- YOUR OBJECTIVE
Your task is to return the data below, word for word.

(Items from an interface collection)
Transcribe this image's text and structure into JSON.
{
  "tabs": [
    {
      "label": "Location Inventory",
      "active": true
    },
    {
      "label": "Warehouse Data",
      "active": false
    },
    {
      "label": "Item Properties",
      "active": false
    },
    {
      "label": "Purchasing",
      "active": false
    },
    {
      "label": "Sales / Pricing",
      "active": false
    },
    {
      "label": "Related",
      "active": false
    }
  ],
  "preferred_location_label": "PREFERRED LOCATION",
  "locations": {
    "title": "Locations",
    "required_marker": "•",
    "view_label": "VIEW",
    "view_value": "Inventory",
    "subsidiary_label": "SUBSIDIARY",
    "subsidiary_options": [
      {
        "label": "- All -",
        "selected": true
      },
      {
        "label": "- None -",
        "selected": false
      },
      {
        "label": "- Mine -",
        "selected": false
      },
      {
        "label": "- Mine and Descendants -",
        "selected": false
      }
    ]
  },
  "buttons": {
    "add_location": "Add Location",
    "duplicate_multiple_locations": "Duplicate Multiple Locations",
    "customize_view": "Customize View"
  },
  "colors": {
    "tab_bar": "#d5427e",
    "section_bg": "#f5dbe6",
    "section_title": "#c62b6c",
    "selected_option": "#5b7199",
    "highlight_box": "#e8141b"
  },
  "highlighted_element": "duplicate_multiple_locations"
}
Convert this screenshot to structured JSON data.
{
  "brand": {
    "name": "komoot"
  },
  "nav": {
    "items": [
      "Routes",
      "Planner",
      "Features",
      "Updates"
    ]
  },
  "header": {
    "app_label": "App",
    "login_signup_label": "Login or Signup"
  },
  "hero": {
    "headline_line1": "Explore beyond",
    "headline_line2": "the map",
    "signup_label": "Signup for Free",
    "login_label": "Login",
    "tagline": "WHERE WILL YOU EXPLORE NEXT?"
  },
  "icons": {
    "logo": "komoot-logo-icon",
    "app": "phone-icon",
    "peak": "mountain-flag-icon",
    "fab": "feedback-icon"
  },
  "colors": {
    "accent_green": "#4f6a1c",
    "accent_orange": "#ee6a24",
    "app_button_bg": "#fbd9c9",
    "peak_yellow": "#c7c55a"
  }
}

- OUTPUT BELOW
Transcribe this image's text and structure into JSON.
{
  "tabs": [
    {
      "label": "Location Inventory",
      "active": true
    },
    {
      "label": "Warehouse Data",
      "active": false
    },
    {
      "label": "Item Properties",
      "active": false
    },
    {
      "label": "Purchasing",
      "active": false
    },
    {
      "label": "Sales / Pricing",
      "active": false
    },
    {
      "label": "Related",
      "active": false
    }
  ],
  "preferred_location_label": "PREFERRED LOCATION",
  "locations": {
    "title": "Locations",
    "required_marker": "•",
    "view_label": "VIEW",
    "view_value": "Inventory",
    "subsidiary_label": "SUBSIDIARY",
    "subsidiary_options": [
      {
        "label": "- All -",
        "selected": true
      },
      {
        "label": "- None -",
        "selected": false
      },
      {
        "label": "- Mine -",
        "selected": false
      },
      {
        "label": "- Mine and Descendants -",
        "selected": false
      }
    ]
  },
  "buttons": {
    "add_location": "Add Location",
    "duplicate_multiple_locations": "Duplicate Multiple Locations",
    "customize_view": "Customize View"
  },
  "colors": {
    "tab_bar": "#d5427e",
    "section_bg": "#f5dbe6",
    "section_title": "#c62b6c",
    "selected_option": "#5b7199",
    "highlight_box": "#e8141b"
  },
  "highlighted_element": "duplicate_multiple_locations"
}
Convert this screenshot to structured JSON data.
{
  "brand": {
    "name": "komoot"
  },
  "nav": {
    "items": [
      "Routes",
      "Planner",
      "Features",
      "Updates"
    ]
  },
  "header": {
    "app_label": "App",
    "login_signup_label": "Login or Signup"
  },
  "hero": {
    "headline_line1": "Explore beyond",
    "headline_line2": "the map",
    "signup_label": "Signup for Free",
    "login_label": "Login",
    "tagline": "WHERE WILL YOU EXPLORE NEXT?"
  },
  "icons": {
    "logo": "komoot-logo-icon",
    "app": "phone-icon",
    "peak": "mountain-flag-icon",
    "fab": "feedback-icon"
  },
  "colors": {
    "accent_green": "#4f6a1c",
    "accent_orange": "#ee6a24",
    "app_button_bg": "#fbd9c9",
    "peak_yellow": "#c7c55a"
  }
}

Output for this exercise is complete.